Jones said Ted used him for three years.
That's three years of cover-up, three years of dishonesty.
In my book, Your Past Does Not Define Your Future, I told everyone that I was addicted to pornography and sexual fantasies, and to this day, I'm always tempted to go back to my old addictions. These temptations will remain until I get buried six feet under mother earth. (Okay, to be sure, wait for two minutes after the last shovel of soil is placed over me.) In the book, I shared about how I was sexually abused as a child (yes, also by a religious leader when I was 13 years old). And how this destroyed my self-worth and warped my idea of sex.
You know what?
Writing about my weakness became my salvation.
I became honest.
And honesty saves us from more sin.
No, I'm not saying that everyone should now write a book about their weaknesses.
But we should have a small group of people that know our sins.
And I've realized that it can't be a one-time honesty.
Only daily honesty can save us.
For example, I have a spiritual director. (Hi, Fr. Steve!) We're supposed to meet every other month, but when things get busy, guess what's the first activity I postpone? (Sorry, Fr. Steve!)
Thankfully, I go to confession regularly to my other friend priests.
Sometimes, it's so shameful to say the same things over and over again in confession—"Father, I've fallen again to sexual fantasies, pride, laziness…" Sometimes, I'm tempted to hand him a Xeroxed copy and say, "Same as before Father…"
But that's not totally true.
Over the years, I've seen a teeny-weeny, itsy-bitsy, can't-see-with-the-naked-eye, microscopic improvement in my fight against sin. Perhaps I don't sin as much. (I sinned 3,566,929 times last year. This year, I sinned only 3,566,928 times.)
Aside from confession, I also have two groups of men that I open my life to: The elders of my community, Light of Jesus, and the Kerygma Preachers. We meet twice a month for prayer, sharing, and friendship.
But even that, it's all up to me to be bring up my inner garbage to them.
Because it's so tempting to say, "Everything is A-Ok," or to focus the conversation purely on my ministry success and not on the inconsistencies of personal life. Because I'm sure Ted Haggard had these accountability relationships. He just didn't use them.
Again, because honesty is a purely internal decision.
No matter what external structure you have—a spiritual director, monthly confessions, accountability small groups—at the end of the day, it's still all up to you: Will you be honest today?
Being honest has helped me hang-on to holiness.
Yes, I intentionally use the word "Hang-on".
Because I feel as though it's a thread that's keeping me faithful to God.
At anytime, the thread can snap—and I'll be another Ted Haggard. (The difference between Ted Haggard and myself is a thread. Just a thread.)
It's terrifying.
But that terror is good for my soul.
It reminds me to be honest today.
And the next day.
And the day after that…
Because if one morning, I face the mirror and can't say I'm an honest person, then that's it.
The thread has snapped.

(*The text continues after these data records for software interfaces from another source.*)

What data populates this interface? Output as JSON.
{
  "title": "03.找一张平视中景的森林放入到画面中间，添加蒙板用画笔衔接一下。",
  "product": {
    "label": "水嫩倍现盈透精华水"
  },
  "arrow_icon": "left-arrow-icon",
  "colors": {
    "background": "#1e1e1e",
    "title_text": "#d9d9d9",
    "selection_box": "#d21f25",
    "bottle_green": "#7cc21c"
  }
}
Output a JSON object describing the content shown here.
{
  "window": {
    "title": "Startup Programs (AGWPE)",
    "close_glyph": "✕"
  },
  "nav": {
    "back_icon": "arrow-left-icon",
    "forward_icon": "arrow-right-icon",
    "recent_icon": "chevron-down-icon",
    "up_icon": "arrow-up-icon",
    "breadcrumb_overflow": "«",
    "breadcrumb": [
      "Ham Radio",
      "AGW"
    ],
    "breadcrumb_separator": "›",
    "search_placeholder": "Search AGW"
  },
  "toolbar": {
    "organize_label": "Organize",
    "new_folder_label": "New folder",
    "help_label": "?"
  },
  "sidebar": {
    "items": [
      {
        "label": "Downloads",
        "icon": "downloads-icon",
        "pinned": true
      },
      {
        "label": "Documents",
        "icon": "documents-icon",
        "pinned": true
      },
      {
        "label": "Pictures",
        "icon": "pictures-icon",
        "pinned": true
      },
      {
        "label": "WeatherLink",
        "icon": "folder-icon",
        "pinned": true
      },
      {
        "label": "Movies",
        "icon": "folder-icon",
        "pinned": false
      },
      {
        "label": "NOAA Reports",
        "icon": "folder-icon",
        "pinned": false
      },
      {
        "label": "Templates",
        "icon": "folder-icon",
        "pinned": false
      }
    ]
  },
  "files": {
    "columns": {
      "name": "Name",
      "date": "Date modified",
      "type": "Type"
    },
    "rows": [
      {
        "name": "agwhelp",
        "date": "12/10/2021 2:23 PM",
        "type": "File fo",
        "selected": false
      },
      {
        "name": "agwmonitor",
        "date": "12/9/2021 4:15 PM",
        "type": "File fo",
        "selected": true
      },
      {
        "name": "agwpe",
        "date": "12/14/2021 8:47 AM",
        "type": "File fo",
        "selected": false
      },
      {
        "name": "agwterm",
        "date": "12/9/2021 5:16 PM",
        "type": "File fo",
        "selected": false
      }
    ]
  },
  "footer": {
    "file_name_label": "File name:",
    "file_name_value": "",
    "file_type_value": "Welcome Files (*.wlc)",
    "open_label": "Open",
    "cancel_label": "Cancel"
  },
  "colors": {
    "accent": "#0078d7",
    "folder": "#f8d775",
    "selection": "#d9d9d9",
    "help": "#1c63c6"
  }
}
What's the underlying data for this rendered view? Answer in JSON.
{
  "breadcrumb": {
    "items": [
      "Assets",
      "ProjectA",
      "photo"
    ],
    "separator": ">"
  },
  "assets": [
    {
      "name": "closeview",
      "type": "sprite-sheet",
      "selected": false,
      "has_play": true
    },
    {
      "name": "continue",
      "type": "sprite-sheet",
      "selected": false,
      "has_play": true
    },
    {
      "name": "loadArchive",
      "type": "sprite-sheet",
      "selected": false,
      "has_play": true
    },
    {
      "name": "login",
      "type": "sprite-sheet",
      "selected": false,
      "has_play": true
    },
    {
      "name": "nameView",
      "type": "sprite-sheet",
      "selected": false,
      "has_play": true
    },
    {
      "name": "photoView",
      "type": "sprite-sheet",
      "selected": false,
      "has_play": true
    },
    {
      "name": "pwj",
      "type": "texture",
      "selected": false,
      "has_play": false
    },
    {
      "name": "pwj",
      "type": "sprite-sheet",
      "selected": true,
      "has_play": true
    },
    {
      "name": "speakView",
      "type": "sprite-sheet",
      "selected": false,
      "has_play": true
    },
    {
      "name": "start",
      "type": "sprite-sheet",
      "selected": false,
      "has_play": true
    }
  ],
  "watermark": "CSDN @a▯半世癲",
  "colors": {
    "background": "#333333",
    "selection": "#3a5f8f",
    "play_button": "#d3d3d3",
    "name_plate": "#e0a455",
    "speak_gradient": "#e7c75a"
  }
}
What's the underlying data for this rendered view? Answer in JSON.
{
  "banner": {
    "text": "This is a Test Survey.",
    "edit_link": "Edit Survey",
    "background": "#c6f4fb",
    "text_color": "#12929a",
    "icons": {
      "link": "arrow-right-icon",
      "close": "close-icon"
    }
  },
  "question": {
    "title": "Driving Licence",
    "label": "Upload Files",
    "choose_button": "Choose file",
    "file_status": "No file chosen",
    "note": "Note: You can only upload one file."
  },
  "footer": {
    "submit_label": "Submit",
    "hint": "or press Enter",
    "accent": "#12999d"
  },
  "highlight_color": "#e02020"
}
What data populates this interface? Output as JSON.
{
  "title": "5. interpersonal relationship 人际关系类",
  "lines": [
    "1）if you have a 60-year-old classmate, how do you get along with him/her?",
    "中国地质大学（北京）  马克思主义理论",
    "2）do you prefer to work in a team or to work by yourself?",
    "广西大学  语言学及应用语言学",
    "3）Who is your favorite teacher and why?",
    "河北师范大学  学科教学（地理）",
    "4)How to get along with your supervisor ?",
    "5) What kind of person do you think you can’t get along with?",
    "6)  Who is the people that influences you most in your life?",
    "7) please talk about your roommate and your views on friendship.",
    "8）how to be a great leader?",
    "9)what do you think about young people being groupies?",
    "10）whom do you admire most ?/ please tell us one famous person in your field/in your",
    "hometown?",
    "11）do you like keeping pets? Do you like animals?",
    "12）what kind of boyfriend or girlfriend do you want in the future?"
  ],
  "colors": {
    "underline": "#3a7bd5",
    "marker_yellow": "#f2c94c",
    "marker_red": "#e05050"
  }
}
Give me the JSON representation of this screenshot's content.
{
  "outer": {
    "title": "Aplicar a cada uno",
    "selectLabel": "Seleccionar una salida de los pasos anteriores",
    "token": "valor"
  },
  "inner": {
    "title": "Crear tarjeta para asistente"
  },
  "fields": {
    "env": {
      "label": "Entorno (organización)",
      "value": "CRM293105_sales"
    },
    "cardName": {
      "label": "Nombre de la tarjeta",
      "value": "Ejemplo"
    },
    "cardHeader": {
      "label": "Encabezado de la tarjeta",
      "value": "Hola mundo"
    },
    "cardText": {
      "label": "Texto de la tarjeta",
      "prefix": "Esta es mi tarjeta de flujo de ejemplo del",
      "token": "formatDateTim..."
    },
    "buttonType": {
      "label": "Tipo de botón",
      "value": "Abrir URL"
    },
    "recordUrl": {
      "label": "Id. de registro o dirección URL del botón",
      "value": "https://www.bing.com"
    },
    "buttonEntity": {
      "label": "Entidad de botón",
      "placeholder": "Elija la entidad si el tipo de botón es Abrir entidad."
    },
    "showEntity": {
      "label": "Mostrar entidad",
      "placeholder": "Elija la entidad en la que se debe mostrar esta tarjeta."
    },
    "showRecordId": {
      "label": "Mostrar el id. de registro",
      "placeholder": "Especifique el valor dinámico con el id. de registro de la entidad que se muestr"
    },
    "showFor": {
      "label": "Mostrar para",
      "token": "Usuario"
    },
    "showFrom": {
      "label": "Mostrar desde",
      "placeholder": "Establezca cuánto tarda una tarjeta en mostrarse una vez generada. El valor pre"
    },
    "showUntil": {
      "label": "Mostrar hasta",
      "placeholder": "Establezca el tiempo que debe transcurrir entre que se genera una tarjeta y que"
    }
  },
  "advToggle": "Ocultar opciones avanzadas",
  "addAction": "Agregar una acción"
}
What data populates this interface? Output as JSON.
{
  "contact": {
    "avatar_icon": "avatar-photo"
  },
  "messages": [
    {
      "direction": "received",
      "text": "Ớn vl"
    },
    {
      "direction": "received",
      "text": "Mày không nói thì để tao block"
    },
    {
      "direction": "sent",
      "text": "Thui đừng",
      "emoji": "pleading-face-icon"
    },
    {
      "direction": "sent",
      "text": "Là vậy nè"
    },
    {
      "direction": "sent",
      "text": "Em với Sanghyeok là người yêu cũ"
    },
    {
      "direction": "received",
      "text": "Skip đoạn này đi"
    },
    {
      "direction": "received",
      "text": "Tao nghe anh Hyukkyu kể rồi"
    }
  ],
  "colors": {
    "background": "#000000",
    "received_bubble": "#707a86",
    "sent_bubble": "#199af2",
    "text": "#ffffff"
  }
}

For more inspirational articles by bestselling author Bo Sanchez, visit his website at, practical soulfood for successful people.


Post a Comment

Bo Sanchez's Official Fan Box

Kontera Tag